Ida hit land 16 years to the day after Katrina in New Orleans. It is tied for the fifth-strongest hurricane to strike the U.S. mainland.

After Katrina, Congress approved nearly $15 billion in projects to protect the greater New Orleans region, including massive floodgates, storm surge barriers, rebuilt flood walls and rearmored levees, as well as a mammoth pump station designed to carry massive amounts of water away from homes and into wetlands.

At least three major hurricanes have tested the system in varying phases of its completion – and each time, it's repelled storm surges and widespread flooding from the area's major urban areas. 

Craig Fugate, head of the Federal Emergency Management Agency under President Barack Obama, said the new levees appear to have worked.

A section of roof was blown off a building in the French Quarter by Hurricane Ida on Aug. 29 in New Orleans.

"It looks like everything inside of the levee protection systems built after Katrina is OK," he said. "The big problem in New Orleans was the wind that caused the power outages from the loss of those transmission lines. I wouldn't be surprised if they didn't get higher winds from this storm than from Katrina."

Fugate, 62, said the success of the New Orleans levees – and the apparent overtopping of ones closer to the coast – should reignite a debate that has echoed through southern Louisiana for decades: How much should the government help people rebuild damaged homes and buildings in storm-prone, flood-prone areas? 

He said the government has three ways to reduce risk in coastal areas prone to flooding: build bigger levees, raise buildings or pay people to move out and abandon communities.

"This is the eternal question: How much more do you build structures to protect these areas?" said Fugate, an independent consultant on disasters, flooding and climate change. "As we get through with the search and rescue, and we start talking about rebuilding, the question becomes, what are we going to do differently for the areas that are outside the protected areas?"

He said, "We are going to have more hurricanes. And building it back the way it was, we'll just end up with more devastation again. That's what we're facing: We're starting to have to have more and more uncomfortable conversations about where and how we build in coastal areas that are subject to these storms."

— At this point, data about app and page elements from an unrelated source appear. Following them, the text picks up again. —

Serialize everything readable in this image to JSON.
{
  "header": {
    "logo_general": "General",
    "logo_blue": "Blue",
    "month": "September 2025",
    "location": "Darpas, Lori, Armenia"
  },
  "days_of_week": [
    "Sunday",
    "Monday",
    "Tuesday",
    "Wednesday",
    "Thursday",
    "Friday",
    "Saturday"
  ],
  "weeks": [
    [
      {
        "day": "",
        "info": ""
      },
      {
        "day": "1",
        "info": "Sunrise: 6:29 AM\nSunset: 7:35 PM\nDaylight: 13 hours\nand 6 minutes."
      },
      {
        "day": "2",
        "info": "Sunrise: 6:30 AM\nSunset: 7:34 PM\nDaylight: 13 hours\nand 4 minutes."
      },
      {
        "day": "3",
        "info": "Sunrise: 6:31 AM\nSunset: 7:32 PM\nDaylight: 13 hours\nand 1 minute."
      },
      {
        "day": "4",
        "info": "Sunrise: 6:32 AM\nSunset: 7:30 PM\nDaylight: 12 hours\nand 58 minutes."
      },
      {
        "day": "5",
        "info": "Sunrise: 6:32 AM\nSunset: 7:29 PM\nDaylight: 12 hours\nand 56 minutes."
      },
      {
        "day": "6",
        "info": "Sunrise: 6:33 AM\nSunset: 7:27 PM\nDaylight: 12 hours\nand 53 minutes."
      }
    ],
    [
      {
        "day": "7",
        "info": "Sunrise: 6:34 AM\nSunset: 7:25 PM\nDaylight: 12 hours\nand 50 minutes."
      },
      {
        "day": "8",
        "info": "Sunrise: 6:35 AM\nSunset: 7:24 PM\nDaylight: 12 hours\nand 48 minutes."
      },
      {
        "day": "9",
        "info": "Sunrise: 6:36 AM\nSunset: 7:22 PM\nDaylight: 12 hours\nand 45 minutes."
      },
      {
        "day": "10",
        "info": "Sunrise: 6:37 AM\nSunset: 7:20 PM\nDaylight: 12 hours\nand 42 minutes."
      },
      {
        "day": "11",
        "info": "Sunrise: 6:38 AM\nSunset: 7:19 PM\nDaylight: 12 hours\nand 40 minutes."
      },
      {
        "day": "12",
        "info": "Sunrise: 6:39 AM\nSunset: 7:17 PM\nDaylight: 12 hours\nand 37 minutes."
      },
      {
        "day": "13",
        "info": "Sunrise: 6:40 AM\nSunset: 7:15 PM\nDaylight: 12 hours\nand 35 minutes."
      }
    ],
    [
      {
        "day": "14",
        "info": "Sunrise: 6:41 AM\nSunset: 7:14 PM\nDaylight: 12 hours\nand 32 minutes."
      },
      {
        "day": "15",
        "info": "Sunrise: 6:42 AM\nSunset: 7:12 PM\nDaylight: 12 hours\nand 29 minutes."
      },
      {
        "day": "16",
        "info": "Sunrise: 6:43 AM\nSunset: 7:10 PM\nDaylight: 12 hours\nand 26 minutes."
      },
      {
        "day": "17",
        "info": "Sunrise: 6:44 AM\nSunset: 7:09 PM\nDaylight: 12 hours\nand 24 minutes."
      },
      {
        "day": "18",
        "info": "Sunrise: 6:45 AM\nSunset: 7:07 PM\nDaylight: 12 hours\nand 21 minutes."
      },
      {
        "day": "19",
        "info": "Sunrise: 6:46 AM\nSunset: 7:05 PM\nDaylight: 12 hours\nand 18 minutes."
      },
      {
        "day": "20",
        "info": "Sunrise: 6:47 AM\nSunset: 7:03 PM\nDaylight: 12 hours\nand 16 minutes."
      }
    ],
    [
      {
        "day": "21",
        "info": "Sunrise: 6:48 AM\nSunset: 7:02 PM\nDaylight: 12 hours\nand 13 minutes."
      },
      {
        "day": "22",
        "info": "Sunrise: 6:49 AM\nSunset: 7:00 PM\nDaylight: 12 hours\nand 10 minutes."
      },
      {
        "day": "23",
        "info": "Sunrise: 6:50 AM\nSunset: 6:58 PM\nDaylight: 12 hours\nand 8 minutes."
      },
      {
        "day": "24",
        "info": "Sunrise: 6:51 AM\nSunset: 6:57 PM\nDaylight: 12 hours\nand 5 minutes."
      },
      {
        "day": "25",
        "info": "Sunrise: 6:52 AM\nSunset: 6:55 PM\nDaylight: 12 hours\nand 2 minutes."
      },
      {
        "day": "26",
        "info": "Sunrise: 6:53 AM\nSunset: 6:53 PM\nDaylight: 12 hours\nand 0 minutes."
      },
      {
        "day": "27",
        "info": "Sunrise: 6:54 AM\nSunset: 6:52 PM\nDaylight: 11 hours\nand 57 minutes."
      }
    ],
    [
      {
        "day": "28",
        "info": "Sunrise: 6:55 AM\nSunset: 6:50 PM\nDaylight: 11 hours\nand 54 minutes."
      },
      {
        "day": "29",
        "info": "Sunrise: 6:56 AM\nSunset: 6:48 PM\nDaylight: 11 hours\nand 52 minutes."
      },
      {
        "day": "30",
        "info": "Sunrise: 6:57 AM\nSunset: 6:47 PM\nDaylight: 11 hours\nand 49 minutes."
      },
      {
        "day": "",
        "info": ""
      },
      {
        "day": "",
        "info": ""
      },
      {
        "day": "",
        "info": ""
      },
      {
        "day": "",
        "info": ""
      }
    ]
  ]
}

Sam Bentley, a geology professor at Louisiana State University who has consulted with state officials on coastal restoration strategies, agreed that the system performed well but said levees were not tested nearly as strongly as they were under Katrina. 

A tree blocks Nashville Avenue in the aftermath of Hurricane Ida in New Orleans on Aug. 30.

Ida entered the Gulf weak, then strengthened as it approached the coast; Katrina "came in like a buzzsaw," he said. Hurricane storm surges build because of a storm's winds and atmospheric pressure differences, and since Ida developed rapidly, it didn't have as much chance to shove water ahead of it, said Bentley, 58. 

Katrina's storm surge reached up to 28 feet in parts of Mississippi, according to federal estimates. Ida's surge was not forecast to be higher than 4 feet anywhere along the coast, though official measurements were still being compiled.

"Although the strength of Ida was higher at the time of landfall, Katrina was a larger storm, and the power of the surge, the extent of the surge is set about a day before the hurricane comes ashore," he said. "The winds and the atmospheric pressure gradient take time to pile the water up in front of the storm, and there just wasn't as much time for that with Ida."

He said there's reason to celebrate the New Orleans storm protection system: "It did well, and we should be proud of that."

Jacobsen, the Baton Rouge engineer, said the system did what it was designed to do: Protect private property and keep national flood insurance premiums down. 

That doesn't mean people should not evacuate as massive storms approach, he said. 

"This system functioned very well for its intended purpose: to reduce risk on property," Jacobsen said. "But there are other risks involved."

John Bacon contributed to this report. Follow Jervis and Hughes on Twitter: @MrRJervis, @TrevorHughes.